Records from a collection:
----

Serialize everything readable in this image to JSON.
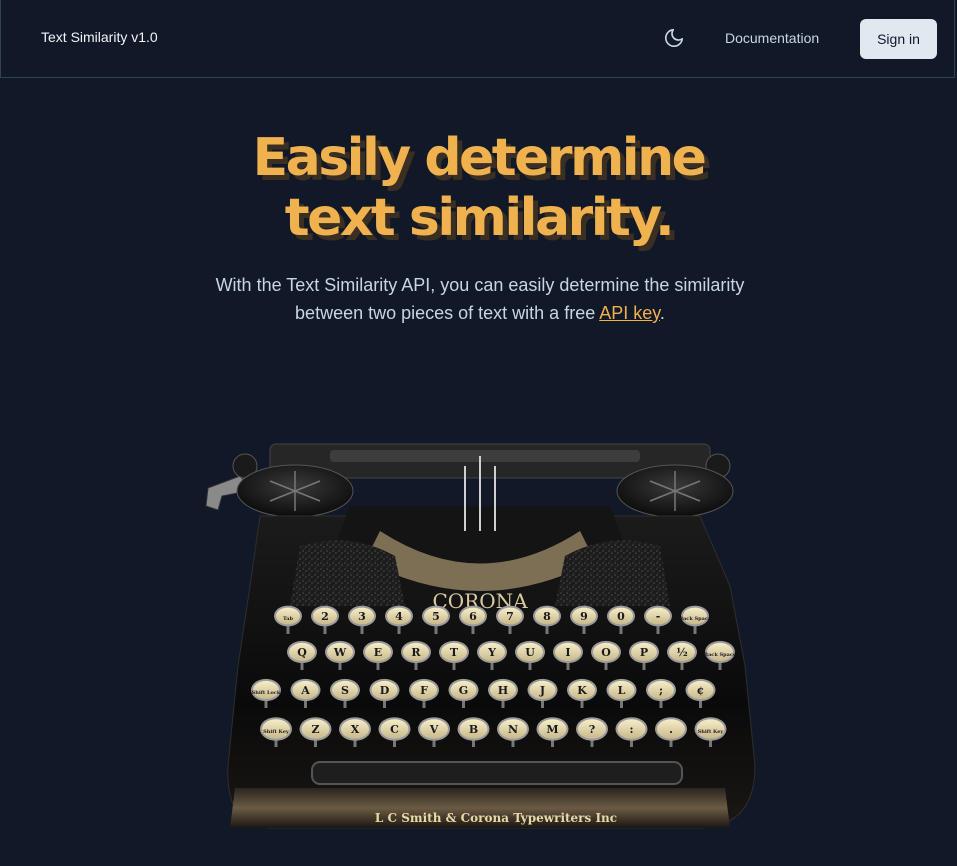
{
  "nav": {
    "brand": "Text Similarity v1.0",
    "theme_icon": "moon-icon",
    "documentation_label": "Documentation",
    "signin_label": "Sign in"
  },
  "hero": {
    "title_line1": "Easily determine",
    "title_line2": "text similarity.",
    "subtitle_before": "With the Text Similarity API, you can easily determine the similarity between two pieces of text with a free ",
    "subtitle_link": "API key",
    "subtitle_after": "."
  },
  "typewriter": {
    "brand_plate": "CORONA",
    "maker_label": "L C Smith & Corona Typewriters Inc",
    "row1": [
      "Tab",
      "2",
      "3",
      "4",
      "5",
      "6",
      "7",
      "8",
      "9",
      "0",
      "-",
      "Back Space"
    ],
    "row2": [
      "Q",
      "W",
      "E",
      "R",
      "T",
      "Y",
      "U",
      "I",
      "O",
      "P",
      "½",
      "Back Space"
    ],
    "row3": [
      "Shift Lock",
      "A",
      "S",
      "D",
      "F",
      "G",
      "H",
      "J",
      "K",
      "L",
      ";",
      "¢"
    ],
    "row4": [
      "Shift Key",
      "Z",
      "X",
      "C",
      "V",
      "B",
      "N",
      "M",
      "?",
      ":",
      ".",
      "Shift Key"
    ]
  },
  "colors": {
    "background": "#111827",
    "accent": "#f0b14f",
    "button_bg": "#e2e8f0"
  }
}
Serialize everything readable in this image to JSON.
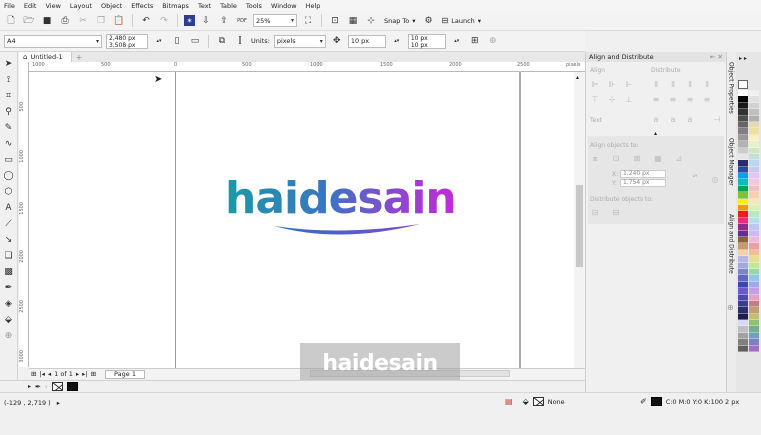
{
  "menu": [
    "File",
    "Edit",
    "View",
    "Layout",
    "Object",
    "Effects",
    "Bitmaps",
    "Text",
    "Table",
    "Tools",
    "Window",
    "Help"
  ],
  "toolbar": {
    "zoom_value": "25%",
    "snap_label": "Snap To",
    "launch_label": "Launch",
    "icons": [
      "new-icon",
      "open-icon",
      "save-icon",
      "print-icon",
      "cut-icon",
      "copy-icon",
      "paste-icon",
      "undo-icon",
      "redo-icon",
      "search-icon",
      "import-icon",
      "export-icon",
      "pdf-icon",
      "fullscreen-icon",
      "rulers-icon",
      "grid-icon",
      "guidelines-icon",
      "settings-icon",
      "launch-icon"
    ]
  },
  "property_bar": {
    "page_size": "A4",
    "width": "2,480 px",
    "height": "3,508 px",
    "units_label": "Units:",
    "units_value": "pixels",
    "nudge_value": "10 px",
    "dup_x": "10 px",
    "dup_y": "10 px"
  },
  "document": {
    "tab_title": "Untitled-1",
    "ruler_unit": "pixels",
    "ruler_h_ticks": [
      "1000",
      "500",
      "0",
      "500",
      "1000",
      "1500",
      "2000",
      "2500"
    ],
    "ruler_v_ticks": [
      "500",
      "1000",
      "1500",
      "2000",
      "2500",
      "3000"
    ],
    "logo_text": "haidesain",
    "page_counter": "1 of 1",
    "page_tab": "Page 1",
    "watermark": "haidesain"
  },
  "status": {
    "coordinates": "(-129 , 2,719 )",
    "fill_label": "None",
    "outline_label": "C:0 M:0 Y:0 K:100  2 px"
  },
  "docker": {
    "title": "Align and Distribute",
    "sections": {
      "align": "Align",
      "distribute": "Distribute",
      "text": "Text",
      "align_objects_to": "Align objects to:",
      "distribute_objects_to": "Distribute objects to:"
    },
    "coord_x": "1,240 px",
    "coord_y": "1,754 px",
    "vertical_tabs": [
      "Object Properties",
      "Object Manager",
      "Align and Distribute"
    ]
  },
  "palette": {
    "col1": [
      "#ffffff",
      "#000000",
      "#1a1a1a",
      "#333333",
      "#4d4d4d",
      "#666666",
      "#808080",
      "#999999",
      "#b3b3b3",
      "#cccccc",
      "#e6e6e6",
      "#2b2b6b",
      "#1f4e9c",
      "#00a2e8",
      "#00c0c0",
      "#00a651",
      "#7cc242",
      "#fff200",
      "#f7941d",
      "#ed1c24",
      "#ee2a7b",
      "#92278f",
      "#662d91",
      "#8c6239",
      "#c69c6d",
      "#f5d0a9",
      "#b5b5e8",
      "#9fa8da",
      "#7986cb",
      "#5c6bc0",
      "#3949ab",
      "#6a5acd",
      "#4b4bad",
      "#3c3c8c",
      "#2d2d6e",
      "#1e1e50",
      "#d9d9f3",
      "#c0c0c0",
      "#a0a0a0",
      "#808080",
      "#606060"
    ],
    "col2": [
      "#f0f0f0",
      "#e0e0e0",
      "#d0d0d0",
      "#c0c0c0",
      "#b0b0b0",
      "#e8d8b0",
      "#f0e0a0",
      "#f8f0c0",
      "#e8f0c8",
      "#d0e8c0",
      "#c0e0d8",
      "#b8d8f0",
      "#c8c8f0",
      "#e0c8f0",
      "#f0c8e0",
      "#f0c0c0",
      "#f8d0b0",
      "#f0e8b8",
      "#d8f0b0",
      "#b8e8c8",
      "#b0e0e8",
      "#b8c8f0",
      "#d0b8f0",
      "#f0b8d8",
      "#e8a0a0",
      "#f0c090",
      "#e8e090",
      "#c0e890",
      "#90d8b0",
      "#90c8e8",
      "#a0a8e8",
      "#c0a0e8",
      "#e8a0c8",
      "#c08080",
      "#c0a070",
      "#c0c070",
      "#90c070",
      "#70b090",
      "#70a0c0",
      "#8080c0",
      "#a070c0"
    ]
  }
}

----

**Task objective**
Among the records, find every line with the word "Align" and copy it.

**Answer space**
    "title": "Align and Distribute",
      "align": "Align",
      "align_objects_to": "Align objects to:",
      "Align and Distribute"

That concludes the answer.